6. Carefully stabilize the crane before upgrading

Mobile cranes use jibs or other stabilization features to prevent the crane from tipping over during operation. When stabilizing the crane, note the following:

  • Follow the manufacturer’s guidelines to determine how far out booms to extend.
  • Always use boom pads or crane pads under the booms.
  • Never place outriggers over voids, depressions, or unstable ground.

Many crane accidents and tipping are due to improper boom setup. So make sure you have made a solid safety assessment of the boom placement.

7. Set up the load properly

Properly assembling the loads will prevent objects from falling and potentially hitting workers on the job site. When upgrading a load, keep the following considerations in mind:

  • Attachment: There are several ways to attach slings to a load. Therefore, take into account the object to be lifted and the weight distribution of the object. Basket coupling and collar coupling are two of the most common coupling configurations.
  • Sling Angle: Whenever an angle other than vertical is used, additional forces are exerted on the slings, reducing their overall weight. Make sure you use slings that are suitable not only for the weight but also for the weight at a certain angle.

A thorough understanding of force, weight distribution and rigging techniques ensures a safe and stable lift even with the most irregular and heavy loads.

8. Understand the load radius

In order to operate a crane safely, it is important to understand how a crane works and what forces act against it. One of the most important concepts to understand is the load radius, which basically states that the further the load is from the center of the crane, the less weight the crane can support without tipping over or collapsing.

The load radius is influenced by the angle of the boom and the length of the extensions of a telescopic crane.
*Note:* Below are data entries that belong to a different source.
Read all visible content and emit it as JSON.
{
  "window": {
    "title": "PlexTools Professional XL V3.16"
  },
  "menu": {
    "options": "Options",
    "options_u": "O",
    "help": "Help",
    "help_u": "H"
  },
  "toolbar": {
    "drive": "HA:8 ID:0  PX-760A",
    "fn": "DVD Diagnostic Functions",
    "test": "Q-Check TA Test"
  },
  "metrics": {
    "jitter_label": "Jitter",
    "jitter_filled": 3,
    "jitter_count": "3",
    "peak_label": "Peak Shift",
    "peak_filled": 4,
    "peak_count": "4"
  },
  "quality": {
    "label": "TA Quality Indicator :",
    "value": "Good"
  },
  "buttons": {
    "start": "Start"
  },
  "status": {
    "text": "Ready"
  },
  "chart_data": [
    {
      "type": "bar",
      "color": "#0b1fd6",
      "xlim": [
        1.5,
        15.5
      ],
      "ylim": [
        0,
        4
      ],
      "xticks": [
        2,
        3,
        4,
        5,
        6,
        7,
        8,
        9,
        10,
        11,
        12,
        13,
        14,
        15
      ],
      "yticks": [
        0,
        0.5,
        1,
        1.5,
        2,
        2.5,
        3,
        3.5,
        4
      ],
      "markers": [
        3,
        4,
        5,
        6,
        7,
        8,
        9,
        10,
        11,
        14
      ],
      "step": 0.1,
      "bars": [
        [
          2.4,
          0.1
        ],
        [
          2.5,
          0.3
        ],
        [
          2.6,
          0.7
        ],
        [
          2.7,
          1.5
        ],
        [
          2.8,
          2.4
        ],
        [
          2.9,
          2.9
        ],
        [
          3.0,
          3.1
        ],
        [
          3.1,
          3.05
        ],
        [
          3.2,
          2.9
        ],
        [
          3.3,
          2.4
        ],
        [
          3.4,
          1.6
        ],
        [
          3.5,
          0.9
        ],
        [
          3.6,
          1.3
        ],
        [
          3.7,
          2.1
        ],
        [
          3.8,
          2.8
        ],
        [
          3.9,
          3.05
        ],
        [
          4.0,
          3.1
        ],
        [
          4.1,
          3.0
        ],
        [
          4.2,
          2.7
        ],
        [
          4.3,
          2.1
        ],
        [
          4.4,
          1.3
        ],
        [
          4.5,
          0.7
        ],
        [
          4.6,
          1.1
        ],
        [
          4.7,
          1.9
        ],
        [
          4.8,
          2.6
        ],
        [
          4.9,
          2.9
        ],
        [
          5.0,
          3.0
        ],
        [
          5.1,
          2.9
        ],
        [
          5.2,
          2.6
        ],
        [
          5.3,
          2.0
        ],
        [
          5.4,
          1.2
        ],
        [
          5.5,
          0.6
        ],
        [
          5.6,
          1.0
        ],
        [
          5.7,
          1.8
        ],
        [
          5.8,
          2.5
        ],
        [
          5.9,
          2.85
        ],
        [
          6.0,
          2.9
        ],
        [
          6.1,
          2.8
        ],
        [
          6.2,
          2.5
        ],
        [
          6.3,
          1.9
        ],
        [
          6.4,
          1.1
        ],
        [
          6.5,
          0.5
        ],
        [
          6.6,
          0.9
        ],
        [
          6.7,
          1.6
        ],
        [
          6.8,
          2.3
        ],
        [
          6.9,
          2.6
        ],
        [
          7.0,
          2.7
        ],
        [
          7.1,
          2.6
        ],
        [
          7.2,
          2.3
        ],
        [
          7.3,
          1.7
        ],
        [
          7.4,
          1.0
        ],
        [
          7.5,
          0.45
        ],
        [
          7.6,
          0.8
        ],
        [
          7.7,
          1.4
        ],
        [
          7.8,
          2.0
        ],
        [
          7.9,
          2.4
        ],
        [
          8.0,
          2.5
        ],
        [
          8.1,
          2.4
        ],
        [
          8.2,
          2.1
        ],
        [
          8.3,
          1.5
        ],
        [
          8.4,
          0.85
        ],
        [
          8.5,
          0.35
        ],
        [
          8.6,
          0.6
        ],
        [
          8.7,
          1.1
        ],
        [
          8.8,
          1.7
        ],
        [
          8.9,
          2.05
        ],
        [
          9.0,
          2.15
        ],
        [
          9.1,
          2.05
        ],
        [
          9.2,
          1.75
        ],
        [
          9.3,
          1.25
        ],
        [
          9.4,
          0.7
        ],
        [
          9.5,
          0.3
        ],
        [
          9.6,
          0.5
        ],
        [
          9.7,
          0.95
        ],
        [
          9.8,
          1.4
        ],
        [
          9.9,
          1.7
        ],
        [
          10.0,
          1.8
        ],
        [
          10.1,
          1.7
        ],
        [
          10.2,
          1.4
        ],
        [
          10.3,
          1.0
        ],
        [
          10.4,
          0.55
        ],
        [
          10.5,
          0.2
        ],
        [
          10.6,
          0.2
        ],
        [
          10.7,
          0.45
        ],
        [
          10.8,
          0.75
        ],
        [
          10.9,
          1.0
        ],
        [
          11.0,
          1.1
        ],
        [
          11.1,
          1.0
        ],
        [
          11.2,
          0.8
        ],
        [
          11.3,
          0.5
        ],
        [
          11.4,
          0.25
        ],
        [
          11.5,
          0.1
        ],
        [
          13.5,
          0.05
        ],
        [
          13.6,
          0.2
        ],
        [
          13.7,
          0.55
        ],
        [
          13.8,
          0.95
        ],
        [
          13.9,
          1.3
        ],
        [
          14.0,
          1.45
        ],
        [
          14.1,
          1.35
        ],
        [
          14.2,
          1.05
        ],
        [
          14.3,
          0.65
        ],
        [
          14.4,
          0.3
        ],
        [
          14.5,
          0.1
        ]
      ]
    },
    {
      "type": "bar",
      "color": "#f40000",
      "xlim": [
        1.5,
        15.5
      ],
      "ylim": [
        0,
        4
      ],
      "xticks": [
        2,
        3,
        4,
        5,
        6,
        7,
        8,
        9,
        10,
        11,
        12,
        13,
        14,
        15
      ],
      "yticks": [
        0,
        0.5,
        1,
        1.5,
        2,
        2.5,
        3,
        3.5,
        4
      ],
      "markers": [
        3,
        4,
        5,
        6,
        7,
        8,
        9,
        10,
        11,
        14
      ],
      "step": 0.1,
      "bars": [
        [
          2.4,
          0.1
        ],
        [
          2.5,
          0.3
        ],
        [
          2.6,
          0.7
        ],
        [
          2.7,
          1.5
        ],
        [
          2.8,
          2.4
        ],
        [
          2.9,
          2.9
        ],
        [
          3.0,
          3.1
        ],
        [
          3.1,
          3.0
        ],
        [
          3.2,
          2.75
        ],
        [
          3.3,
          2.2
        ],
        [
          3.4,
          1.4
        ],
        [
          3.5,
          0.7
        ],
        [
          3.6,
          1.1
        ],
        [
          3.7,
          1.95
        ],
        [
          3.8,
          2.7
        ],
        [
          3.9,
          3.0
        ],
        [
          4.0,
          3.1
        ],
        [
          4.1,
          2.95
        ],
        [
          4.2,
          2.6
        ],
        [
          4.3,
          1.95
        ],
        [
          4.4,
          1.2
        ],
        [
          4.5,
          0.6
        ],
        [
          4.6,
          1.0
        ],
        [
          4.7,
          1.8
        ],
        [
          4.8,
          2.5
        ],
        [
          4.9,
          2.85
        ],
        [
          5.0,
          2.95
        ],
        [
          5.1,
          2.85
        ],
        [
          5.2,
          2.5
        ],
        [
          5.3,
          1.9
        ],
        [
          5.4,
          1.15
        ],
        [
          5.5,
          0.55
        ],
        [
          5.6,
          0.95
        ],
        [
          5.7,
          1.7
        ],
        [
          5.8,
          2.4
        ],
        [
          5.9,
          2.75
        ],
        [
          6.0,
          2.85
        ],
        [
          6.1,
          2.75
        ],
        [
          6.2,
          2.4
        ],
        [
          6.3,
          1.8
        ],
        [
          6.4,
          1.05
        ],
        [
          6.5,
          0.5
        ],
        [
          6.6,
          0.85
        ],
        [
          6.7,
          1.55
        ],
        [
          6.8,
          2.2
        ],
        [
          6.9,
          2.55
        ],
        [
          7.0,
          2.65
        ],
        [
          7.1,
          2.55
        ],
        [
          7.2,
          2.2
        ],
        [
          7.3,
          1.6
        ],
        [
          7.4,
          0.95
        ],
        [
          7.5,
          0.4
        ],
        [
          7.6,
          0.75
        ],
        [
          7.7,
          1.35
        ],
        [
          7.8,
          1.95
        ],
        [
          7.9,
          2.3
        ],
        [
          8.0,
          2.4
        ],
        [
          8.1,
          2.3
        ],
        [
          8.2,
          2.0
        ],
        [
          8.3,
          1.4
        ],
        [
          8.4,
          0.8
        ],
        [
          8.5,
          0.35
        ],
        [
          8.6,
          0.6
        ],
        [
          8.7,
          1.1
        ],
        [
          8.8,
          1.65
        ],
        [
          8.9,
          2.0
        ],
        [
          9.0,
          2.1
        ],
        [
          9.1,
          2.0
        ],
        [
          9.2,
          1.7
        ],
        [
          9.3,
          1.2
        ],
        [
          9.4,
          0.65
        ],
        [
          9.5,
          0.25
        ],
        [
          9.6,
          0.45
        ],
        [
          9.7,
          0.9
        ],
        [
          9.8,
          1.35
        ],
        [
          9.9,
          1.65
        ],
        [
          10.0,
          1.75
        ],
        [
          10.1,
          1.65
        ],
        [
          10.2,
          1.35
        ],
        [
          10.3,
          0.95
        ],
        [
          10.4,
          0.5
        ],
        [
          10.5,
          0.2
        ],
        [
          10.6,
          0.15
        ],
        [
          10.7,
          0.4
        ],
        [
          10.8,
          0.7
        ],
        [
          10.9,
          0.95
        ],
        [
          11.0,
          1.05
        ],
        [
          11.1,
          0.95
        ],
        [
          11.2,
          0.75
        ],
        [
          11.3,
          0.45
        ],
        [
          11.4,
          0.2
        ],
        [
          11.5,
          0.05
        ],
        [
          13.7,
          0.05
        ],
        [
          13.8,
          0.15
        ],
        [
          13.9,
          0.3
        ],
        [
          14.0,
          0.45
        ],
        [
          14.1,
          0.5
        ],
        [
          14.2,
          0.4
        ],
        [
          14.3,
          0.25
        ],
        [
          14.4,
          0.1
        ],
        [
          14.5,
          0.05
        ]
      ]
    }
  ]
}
When the angle of the boom is higher (more towards the sky), the load is closer to the centerline of the crane and the boom can carry more weight. When the angle of the boom is smaller (closer to the ground), the load is further from the centerline and the boom can support less weight.

9. Pay attention to the load limits

Although many modern cranes include load moment indicators and rated capacity limiters, crane operators should still know how to read load charts to prepare for a safe elevator. When reading load diagrams to determine if an elevator is safe, keep the following in mind:

  • On rubber vs. boom: A crane can hold a lot more weight when on booms than on tires alone, and the load chart has several columns to illustrate this.
  • Rotation: A crane can hold more weight if the boom stays above the front of the crane for the entire lift, while the capacity is much less if the boom has to swing. Therefore, pay attention to the right column.
  • Load radius: the higher the load radius, the less weight the crane can lift. Load charts usually don’t cover every possible radius. So always refer to the next higher radius to ensure you stay within safe limits.

Load diagrams are the primary tool for planning a safe elevator and preventing crane failure or tipping over.

10. Use proper communication and hand signals

There is a standard set of hand signals and communication protocols to facilitate the safe operation of cranes. A qualified signal person is able to effectively transmit information about the entire elevator to a crane operator, who can therefore adapt to changes in the elevator situation as soon as they occur.

By learning the standard hand signals, you can convey the following to a crane operator:

  • Which direction to go with the crane
  • When does the boom have to be swiveled and raised?
  • When does the load need to be raised and lowered?
  • When should the crane be stopped?

In addition to hand signals, radio devices are also used in crane operation to ensure constant communication.

11. Manage complex elevators

Complex elevators are all elevators that require loads of more than 80 percent of the crane capacity or more than 50 percent of the crane capacity for elevators on ships. A complex elevator plan is imperative for such a scenario as these represent the greatest risk of tipping over or equipment failure. Develop a comprehensive plan, follow it closely and monitor the situation for any necessary adjustments during the elevator.